Exercise aim: The answer must be an exact copy of all the data below.

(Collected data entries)
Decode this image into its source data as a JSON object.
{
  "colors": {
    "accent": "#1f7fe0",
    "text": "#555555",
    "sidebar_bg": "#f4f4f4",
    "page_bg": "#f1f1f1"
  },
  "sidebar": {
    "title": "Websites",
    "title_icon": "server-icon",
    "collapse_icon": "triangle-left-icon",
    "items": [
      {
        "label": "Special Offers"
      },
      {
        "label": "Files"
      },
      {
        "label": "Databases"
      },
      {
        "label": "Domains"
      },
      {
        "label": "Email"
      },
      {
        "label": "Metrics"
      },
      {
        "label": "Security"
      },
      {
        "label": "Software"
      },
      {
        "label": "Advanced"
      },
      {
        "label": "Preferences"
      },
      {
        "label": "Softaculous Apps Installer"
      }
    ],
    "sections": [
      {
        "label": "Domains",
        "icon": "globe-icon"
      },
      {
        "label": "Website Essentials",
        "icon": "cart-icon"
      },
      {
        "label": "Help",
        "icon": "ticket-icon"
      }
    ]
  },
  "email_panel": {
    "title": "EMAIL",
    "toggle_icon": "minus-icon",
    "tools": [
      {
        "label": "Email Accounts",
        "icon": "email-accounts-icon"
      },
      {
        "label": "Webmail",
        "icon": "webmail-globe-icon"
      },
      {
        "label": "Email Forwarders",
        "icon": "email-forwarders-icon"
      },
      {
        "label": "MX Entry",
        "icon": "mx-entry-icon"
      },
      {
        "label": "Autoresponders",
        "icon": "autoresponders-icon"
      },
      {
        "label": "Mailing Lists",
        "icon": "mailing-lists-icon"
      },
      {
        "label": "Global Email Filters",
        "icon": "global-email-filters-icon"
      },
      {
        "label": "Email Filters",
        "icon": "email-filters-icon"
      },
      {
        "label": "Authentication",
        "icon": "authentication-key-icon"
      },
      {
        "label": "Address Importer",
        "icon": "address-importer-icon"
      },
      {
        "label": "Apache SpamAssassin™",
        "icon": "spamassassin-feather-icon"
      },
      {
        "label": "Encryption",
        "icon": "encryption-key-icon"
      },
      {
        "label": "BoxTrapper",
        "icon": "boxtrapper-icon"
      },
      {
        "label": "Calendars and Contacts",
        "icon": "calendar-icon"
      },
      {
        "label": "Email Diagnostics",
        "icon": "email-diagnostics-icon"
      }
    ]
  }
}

Answer area:
Decode this image into its source data as a JSON object.
{
  "colors": {
    "accent": "#1f7fe0",
    "text": "#555555",
    "sidebar_bg": "#f4f4f4",
    "page_bg": "#f1f1f1"
  },
  "sidebar": {
    "title": "Websites",
    "title_icon": "server-icon",
    "collapse_icon": "triangle-left-icon",
    "items": [
      {
        "label": "Special Offers"
      },
      {
        "label": "Files"
      },
      {
        "label": "Databases"
      },
      {
        "label": "Domains"
      },
      {
        "label": "Email"
      },
      {
        "label": "Metrics"
      },
      {
        "label": "Security"
      },
      {
        "label": "Software"
      },
      {
        "label": "Advanced"
      },
      {
        "label": "Preferences"
      },
      {
        "label": "Softaculous Apps Installer"
      }
    ],
    "sections": [
      {
        "label": "Domains",
        "icon": "globe-icon"
      },
      {
        "label": "Website Essentials",
        "icon": "cart-icon"
      },
      {
        "label": "Help",
        "icon": "ticket-icon"
      }
    ]
  },
  "email_panel": {
    "title": "EMAIL",
    "toggle_icon": "minus-icon",
    "tools": [
      {
        "label": "Email Accounts",
        "icon": "email-accounts-icon"
      },
      {
        "label": "Webmail",
        "icon": "webmail-globe-icon"
      },
      {
        "label": "Email Forwarders",
        "icon": "email-forwarders-icon"
      },
      {
        "label": "MX Entry",
        "icon": "mx-entry-icon"
      },
      {
        "label": "Autoresponders",
        "icon": "autoresponders-icon"
      },
      {
        "label": "Mailing Lists",
        "icon": "mailing-lists-icon"
      },
      {
        "label": "Global Email Filters",
        "icon": "global-email-filters-icon"
      },
      {
        "label": "Email Filters",
        "icon": "email-filters-icon"
      },
      {
        "label": "Authentication",
        "icon": "authentication-key-icon"
      },
      {
        "label": "Address Importer",
        "icon": "address-importer-icon"
      },
      {
        "label": "Apache SpamAssassin™",
        "icon": "spamassassin-feather-icon"
      },
      {
        "label": "Encryption",
        "icon": "encryption-key-icon"
      },
      {
        "label": "BoxTrapper",
        "icon": "boxtrapper-icon"
      },
      {
        "label": "Calendars and Contacts",
        "icon": "calendar-icon"
      },
      {
        "label": "Email Diagnostics",
        "icon": "email-diagnostics-icon"
      }
    ]
  }
}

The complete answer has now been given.